Saved data entries:
%%
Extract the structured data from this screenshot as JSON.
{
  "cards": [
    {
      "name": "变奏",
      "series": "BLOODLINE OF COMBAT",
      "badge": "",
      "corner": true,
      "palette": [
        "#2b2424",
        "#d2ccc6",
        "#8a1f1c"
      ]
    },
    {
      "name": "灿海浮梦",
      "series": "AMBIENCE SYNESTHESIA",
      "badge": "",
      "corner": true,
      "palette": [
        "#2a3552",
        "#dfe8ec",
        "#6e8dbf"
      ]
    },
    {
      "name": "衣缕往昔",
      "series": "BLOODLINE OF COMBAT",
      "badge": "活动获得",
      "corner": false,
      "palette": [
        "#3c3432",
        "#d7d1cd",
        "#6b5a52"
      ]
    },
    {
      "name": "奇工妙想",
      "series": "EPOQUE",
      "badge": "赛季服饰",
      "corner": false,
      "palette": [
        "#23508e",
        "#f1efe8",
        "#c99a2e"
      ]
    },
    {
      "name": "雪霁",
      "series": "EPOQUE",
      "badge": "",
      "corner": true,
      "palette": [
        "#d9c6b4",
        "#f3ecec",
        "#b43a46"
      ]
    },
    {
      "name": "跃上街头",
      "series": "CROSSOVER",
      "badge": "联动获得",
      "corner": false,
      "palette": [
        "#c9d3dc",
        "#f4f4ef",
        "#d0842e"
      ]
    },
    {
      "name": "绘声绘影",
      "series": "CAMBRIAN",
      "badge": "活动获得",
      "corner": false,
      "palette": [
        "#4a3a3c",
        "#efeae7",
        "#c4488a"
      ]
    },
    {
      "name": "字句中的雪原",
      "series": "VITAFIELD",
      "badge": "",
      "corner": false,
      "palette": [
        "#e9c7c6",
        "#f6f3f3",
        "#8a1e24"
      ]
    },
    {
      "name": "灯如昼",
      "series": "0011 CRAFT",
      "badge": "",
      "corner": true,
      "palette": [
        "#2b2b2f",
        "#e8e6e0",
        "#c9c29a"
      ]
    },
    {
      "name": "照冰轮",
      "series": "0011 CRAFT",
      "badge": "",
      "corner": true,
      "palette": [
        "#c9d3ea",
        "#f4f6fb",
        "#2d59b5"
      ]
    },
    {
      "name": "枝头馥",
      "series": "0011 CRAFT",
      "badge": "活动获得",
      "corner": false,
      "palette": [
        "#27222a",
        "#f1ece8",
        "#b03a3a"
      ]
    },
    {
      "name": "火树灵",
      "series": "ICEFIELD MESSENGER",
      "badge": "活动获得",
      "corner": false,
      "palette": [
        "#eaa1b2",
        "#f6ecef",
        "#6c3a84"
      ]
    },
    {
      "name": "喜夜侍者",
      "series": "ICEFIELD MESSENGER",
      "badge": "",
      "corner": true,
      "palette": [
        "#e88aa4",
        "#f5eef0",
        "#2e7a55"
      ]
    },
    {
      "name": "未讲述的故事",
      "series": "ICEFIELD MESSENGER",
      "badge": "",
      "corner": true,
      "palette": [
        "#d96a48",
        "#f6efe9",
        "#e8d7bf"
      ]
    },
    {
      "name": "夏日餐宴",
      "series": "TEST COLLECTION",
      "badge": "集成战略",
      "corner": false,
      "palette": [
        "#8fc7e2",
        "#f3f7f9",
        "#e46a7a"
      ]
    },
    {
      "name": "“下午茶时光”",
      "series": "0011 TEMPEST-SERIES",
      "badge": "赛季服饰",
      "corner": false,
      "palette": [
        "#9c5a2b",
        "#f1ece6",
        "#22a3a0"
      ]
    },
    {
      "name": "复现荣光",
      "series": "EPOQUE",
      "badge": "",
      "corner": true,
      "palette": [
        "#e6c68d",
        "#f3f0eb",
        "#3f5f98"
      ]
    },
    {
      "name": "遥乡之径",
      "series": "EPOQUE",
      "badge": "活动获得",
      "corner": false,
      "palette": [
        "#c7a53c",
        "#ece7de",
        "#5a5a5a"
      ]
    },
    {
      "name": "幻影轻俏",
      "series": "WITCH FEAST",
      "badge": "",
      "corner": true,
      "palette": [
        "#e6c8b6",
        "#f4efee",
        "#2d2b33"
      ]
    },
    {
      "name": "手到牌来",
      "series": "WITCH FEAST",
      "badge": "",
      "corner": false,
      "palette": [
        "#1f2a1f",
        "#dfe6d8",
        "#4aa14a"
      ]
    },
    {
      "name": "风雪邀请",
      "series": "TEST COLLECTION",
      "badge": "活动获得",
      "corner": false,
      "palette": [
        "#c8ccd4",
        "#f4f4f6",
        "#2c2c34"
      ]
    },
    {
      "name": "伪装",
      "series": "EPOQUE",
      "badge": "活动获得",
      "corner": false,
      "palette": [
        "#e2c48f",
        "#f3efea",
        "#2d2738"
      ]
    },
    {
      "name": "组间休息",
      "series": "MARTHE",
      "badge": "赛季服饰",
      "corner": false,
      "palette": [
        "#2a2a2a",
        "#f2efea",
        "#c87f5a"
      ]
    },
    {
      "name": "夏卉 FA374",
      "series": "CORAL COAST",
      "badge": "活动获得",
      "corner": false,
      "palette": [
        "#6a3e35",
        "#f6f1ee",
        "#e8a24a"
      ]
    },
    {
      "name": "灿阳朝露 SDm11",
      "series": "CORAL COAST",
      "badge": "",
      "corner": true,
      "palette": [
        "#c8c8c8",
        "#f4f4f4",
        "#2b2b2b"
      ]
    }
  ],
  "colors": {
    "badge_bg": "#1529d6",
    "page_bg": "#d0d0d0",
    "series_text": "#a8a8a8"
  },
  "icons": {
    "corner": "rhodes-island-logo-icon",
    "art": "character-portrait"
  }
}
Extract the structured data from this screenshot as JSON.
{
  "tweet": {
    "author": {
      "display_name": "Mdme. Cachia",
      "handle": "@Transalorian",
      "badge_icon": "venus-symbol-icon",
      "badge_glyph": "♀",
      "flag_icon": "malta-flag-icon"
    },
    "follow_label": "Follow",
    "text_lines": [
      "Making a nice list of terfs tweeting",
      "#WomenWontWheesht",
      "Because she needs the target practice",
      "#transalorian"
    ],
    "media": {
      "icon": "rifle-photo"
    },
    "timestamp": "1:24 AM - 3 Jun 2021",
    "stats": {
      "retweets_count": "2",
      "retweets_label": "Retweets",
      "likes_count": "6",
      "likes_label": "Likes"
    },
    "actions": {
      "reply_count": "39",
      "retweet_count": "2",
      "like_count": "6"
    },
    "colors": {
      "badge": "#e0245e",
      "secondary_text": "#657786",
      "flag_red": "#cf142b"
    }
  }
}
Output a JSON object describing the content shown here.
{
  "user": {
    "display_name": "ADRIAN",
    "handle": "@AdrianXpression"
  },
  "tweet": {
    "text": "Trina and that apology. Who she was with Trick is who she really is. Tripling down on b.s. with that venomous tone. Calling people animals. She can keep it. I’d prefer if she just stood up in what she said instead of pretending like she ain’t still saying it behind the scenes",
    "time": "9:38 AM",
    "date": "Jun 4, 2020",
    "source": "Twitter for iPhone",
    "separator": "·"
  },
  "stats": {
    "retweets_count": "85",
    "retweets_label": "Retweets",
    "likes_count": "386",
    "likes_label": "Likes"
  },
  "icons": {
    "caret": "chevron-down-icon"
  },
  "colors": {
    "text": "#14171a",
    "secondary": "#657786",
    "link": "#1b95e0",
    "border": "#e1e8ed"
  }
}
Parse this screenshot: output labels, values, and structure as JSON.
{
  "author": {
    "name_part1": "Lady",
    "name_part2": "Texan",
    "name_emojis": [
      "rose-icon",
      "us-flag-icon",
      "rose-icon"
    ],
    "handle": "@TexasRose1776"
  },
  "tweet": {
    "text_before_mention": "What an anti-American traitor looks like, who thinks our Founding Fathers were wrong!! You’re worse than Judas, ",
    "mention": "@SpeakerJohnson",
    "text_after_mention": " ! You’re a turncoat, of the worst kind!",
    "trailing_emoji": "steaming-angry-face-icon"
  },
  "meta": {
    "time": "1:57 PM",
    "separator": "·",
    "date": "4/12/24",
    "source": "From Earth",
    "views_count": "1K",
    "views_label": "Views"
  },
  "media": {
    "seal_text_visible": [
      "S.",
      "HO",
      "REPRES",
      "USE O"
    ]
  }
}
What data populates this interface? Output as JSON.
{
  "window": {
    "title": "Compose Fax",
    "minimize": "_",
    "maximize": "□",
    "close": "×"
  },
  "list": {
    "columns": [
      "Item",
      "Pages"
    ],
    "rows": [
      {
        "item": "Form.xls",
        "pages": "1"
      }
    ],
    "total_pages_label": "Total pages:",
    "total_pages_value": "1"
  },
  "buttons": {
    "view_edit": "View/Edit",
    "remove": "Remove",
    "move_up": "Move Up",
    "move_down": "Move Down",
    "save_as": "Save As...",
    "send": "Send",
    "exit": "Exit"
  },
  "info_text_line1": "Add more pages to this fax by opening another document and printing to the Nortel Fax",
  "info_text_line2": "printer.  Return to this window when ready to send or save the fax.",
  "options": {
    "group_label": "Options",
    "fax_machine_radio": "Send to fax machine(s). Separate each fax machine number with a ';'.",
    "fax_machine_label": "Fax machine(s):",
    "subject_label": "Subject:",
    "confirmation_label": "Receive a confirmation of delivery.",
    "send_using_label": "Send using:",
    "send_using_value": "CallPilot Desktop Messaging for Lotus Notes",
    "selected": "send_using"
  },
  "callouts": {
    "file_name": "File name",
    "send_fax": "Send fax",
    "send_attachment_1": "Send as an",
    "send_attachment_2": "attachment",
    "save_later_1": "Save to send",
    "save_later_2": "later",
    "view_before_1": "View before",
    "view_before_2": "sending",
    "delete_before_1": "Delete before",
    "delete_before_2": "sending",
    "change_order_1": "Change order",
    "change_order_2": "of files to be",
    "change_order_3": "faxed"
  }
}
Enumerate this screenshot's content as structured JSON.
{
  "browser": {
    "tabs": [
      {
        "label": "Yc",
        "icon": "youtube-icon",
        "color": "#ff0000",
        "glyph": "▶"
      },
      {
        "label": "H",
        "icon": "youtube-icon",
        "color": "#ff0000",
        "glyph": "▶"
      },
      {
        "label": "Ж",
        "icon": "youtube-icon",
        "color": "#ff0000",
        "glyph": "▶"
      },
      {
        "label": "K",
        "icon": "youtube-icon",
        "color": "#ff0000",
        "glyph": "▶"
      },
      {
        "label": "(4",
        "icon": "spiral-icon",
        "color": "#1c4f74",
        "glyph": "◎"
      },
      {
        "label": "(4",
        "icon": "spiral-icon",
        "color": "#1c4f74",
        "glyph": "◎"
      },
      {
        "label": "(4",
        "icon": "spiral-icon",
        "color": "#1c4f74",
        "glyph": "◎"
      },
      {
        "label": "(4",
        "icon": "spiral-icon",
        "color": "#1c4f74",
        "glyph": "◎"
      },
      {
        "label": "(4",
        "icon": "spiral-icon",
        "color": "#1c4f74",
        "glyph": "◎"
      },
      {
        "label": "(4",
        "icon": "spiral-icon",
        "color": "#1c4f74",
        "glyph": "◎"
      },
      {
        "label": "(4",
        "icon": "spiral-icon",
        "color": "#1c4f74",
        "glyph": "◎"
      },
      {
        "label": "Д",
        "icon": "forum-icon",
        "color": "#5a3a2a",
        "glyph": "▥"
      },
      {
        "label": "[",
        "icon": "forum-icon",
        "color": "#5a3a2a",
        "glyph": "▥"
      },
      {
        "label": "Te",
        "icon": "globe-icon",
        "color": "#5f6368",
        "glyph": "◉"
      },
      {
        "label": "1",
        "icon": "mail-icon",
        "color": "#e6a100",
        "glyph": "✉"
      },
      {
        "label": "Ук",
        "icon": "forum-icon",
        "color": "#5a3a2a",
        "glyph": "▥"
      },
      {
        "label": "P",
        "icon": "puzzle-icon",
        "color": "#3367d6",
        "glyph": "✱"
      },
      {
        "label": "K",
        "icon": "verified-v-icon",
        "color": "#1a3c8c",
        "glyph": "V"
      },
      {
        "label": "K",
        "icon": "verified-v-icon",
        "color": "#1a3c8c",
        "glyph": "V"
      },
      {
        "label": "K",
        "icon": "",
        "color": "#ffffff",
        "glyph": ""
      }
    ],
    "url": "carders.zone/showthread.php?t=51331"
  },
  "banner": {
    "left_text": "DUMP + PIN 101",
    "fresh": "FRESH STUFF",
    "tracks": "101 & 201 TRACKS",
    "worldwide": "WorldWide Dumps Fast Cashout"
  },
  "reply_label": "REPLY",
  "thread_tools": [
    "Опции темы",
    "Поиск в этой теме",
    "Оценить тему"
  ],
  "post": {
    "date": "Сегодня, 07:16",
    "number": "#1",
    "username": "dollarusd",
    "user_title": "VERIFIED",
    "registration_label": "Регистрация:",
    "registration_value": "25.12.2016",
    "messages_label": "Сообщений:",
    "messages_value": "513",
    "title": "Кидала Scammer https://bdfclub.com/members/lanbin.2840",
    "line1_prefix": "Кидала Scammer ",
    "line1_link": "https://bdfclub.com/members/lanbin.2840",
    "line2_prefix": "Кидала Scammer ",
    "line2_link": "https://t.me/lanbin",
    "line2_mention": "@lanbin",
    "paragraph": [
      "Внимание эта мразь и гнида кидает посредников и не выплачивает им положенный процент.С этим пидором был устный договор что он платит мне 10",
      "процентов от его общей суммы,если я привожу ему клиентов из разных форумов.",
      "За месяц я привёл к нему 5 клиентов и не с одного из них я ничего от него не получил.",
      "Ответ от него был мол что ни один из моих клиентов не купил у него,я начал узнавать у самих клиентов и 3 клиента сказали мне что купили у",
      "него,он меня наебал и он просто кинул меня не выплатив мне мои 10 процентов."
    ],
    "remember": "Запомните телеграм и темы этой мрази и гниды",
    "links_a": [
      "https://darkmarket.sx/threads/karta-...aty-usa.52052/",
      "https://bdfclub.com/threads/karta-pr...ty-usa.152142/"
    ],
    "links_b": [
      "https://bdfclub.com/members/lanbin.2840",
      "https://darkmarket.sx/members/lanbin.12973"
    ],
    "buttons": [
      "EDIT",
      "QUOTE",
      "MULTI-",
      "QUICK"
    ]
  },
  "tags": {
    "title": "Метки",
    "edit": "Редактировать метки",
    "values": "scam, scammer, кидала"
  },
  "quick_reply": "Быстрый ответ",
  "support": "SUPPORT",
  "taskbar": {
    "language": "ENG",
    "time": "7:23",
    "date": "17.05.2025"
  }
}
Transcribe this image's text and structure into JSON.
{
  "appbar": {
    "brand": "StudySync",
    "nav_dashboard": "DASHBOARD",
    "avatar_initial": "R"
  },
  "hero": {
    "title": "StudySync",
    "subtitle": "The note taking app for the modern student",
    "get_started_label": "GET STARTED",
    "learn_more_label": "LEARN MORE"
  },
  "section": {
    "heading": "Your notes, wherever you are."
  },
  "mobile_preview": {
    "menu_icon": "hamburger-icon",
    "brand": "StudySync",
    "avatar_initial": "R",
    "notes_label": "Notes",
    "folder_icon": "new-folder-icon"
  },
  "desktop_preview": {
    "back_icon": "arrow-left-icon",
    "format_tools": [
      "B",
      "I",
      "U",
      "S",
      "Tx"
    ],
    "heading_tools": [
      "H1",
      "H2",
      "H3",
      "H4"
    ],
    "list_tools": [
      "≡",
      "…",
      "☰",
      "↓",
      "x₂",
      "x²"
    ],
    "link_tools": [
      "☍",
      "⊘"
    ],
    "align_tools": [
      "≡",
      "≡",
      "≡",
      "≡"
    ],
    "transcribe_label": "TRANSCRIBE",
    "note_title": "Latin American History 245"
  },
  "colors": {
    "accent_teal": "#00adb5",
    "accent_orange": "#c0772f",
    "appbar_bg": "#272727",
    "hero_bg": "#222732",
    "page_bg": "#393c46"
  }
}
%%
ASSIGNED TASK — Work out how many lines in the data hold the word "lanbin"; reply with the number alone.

RESULT OF THE EXERCISE — 6